Perhaps the soldier-statesman can be faulted for not taking the plight of the Palestinian people to heart. But, whatever mysteries Sharon's heart harbors, such is the cunning of history that he became the first Israeli prime minister to openly endorse a Palestinian state.

Perhaps he can be criticized for failing to groom a suitable successor. But he certainly broke a severe logjam in Israeli politics, empowered the electorate to see the shape of a hardheaded, reasonable, pragmatic politics, and set the stage for the next generation of leaders to seize the moment and show what they are made of.

And perhaps he can be taken to task for failing to appreciate all of the opportunities provided by the gentler ways of diplomacy and negotiation.

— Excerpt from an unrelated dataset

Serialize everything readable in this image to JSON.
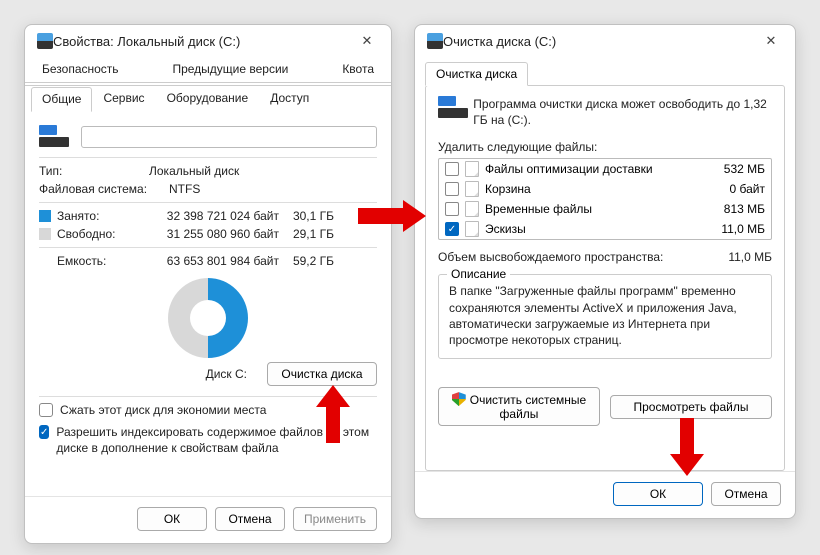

But the diplomats and negotiators now have an independent Palestinian Authority operating out of the Gaza Strip to deal with, as well as the outlines of a plan for withdrawing from most of the West Bank, thanks to Sharon's leadership.

SHARON HAS ALWAYS BEEN A FIGHTER--cocksure, courageous, charming, defiant, quick-tempered, duplicitous, amazingly resilient, and, above all, steadfastly focused on Israel's security. The story is told that in the 1950s, when he led the "101" commando unit, Sharon would, just before an operation began, order his communications aide to keep a certain distance so that if orders from headquarters to cease and desist arrived, they could not be relayed to him. The stories of Sharon keeping the law at a convenient distance could be multiplied. Perhaps no Israeli military officer was reprimanded more or subject to more commissions of inquiry than Sharon. At the same time, Sharon commanded the loyalty of his men, was admired for his warmth and sense of humor, and for 60 years' performed deeds, in and out of uniform, essential to protecting Israel from enemies sworn to its destruction.

Sharon is the last of the 48ers--think of Yitzhak Rabin, Ezer Weizman, Moshe Dayan--to occupy the commanding heights of Israeli politics. He belonged to the generation that was born and bred in Israel, that came of age loving the land and fighting in the War of Independence, that was proud of the Zionist dream, that fought hard and lived large, and that, after heroic military careers, governed the nation well into its sixth decade. The 48ers were not always the best of democrats, especially Sharon. And yet time after time, they, and Sharon in particular, rose up to defend their small, surrounded, war-torn, beautiful country, making it possible for Jews to build a free and democratic state in their ancestral homeland.

Peter Berkowitz teaches at George Mason University School of Law and is the Tad and Dianne Taube senior fellow at Stanford's Hoover Institution. He is the editor of The Future of American Intelligence.